Work required:
How many lines in the records below contain "JSON"? Reply with the number alone.

Segment Start: Supplied material

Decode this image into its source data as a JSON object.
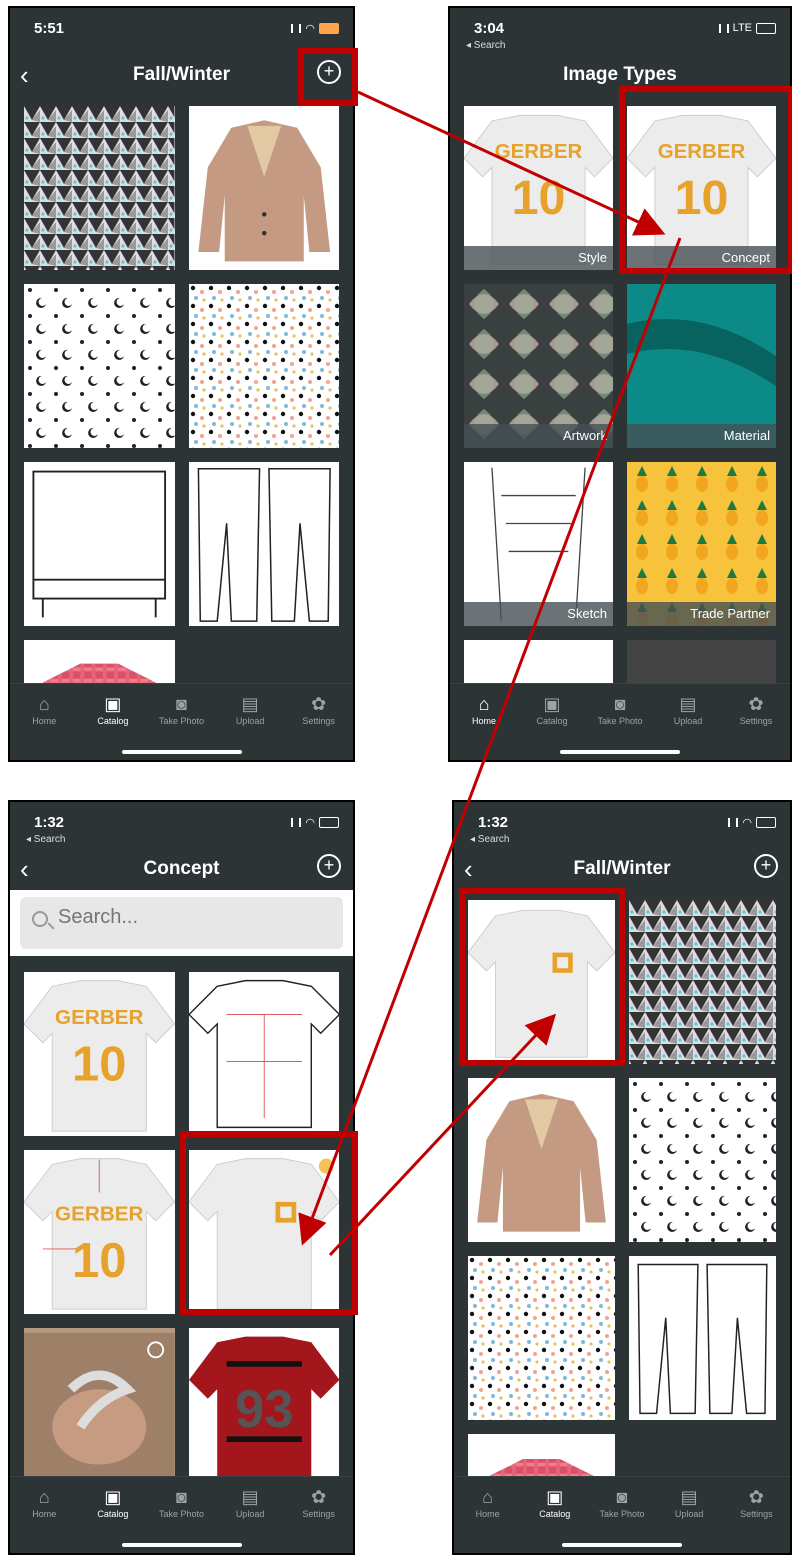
{
  "screens": {
    "s1": {
      "time": "5:51",
      "title": "Fall/Winter"
    },
    "s2": {
      "time": "3:04",
      "back_app": "◂ Search",
      "carrier": "LTE",
      "title": "Image Types",
      "tiles": [
        "Style",
        "Concept",
        "Artwork",
        "Material",
        "Sketch",
        "Trade Partner"
      ]
    },
    "s3": {
      "time": "1:32",
      "back_app": "◂ Search",
      "title": "Concept",
      "search_placeholder": "Search..."
    },
    "s4": {
      "time": "1:32",
      "back_app": "◂ Search",
      "title": "Fall/Winter"
    }
  },
  "tabbar": [
    "Home",
    "Catalog",
    "Take Photo",
    "Upload",
    "Settings"
  ],
  "jersey": {
    "brand": "GERBER",
    "number": "10"
  },
  "tee_number": "93",
  "colors": {
    "accent_red": "#c00000",
    "app_bg": "#2d3436",
    "jersey_gold": "#e7a22b"
  }
}
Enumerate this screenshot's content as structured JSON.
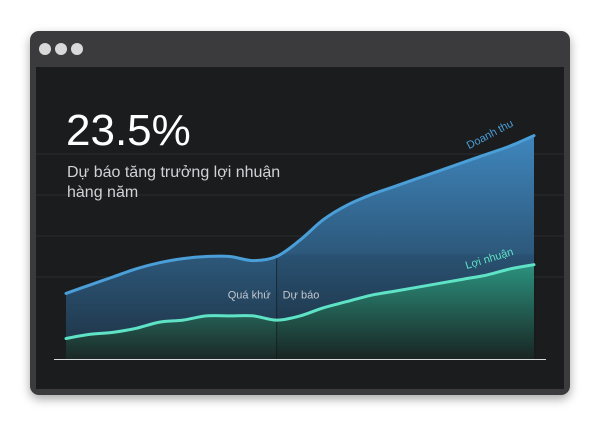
{
  "window": {
    "controls": [
      "close",
      "minimize",
      "maximize"
    ]
  },
  "headline": {
    "value": "23.5%",
    "caption": "Dự báo tăng trưởng lợi nhuận hàng năm"
  },
  "colors": {
    "revenue": "#4a9fd8",
    "profit": "#5fe3c6",
    "background": "#1b1c1e",
    "frame": "#3b3b3d"
  },
  "chart_data": {
    "type": "area",
    "title": "",
    "xlabel": "",
    "ylabel": "",
    "grid": true,
    "x": [
      0,
      1,
      2,
      3,
      4,
      5,
      6,
      7,
      8,
      9,
      10,
      11,
      12,
      13,
      14,
      15,
      16,
      17,
      18,
      19,
      20
    ],
    "ylim": [
      0,
      100
    ],
    "divider_x": 9,
    "annotations": {
      "past": "Quá khứ",
      "forecast": "Dự báo"
    },
    "series": [
      {
        "name": "Doanh thu",
        "values": [
          32,
          36,
          40,
          44,
          47,
          49,
          50,
          50,
          48,
          50,
          58,
          68,
          75,
          80,
          84,
          88,
          92,
          96,
          100,
          104,
          109
        ]
      },
      {
        "name": "Lợi nhuận",
        "values": [
          10,
          12,
          13,
          15,
          18,
          19,
          21,
          21,
          21,
          19,
          21,
          25,
          28,
          31,
          33,
          35,
          37,
          39,
          41,
          44,
          46
        ]
      }
    ]
  }
}
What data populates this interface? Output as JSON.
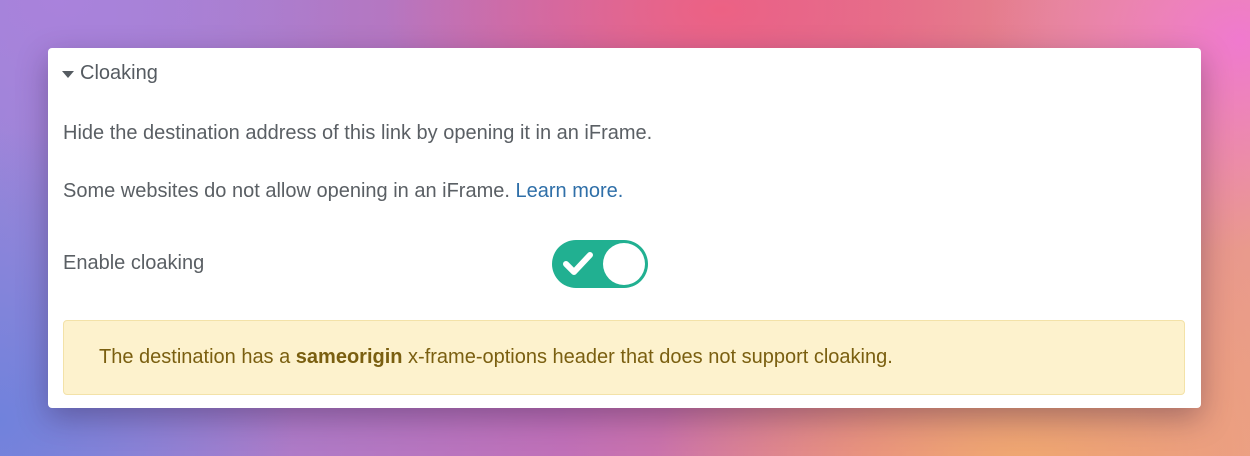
{
  "section": {
    "title": "Cloaking",
    "expanded": true
  },
  "description": {
    "line1": "Hide the destination address of this link by opening it in an iFrame.",
    "line2_prefix": "Some websites do not allow opening in an iFrame. ",
    "learn_more": "Learn more."
  },
  "toggle": {
    "label": "Enable cloaking",
    "enabled": true,
    "on_color": "#21b091"
  },
  "alert": {
    "prefix": "The destination has a ",
    "bold": "sameorigin",
    "suffix": " x-frame-options header that does not support cloaking."
  },
  "icons": {
    "caret": "caret-down-icon",
    "check": "check-icon"
  }
}
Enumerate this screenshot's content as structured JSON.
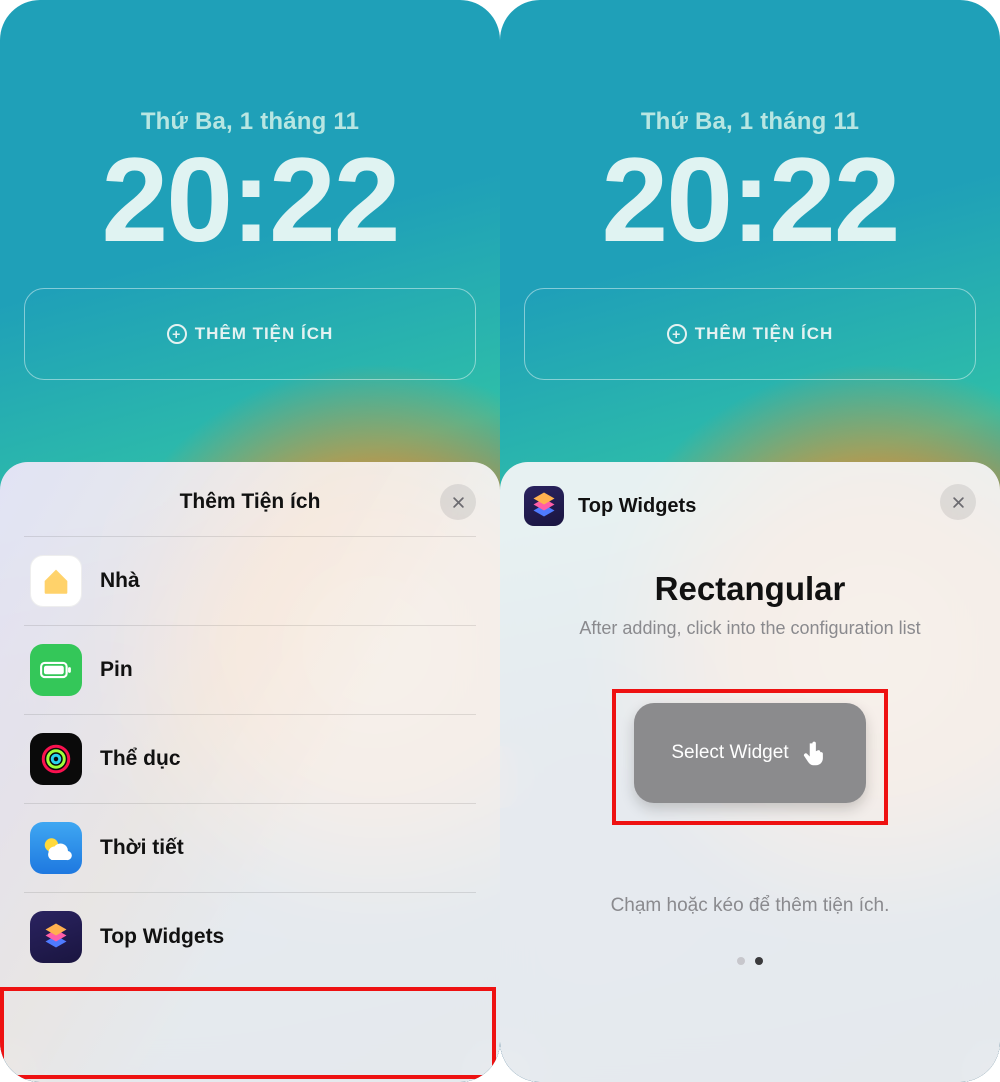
{
  "lock": {
    "date": "Thứ Ba, 1 tháng 11",
    "time": "20:22",
    "add_widget_label": "THÊM TIỆN ÍCH"
  },
  "left_sheet": {
    "title": "Thêm Tiện ích",
    "items": [
      {
        "label": "Nhà",
        "icon": "home-icon"
      },
      {
        "label": "Pin",
        "icon": "battery-icon"
      },
      {
        "label": "Thể dục",
        "icon": "fitness-icon"
      },
      {
        "label": "Thời tiết",
        "icon": "weather-icon"
      },
      {
        "label": "Top Widgets",
        "icon": "top-widgets-icon"
      }
    ]
  },
  "right_sheet": {
    "app_name": "Top Widgets",
    "title": "Rectangular",
    "subtitle": "After adding, click into the configuration list",
    "preview_label": "Select Widget",
    "hint": "Chạm hoặc kéo để thêm tiện ích.",
    "page_index": 1,
    "page_count": 2
  }
}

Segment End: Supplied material

Answer for this exercise:
4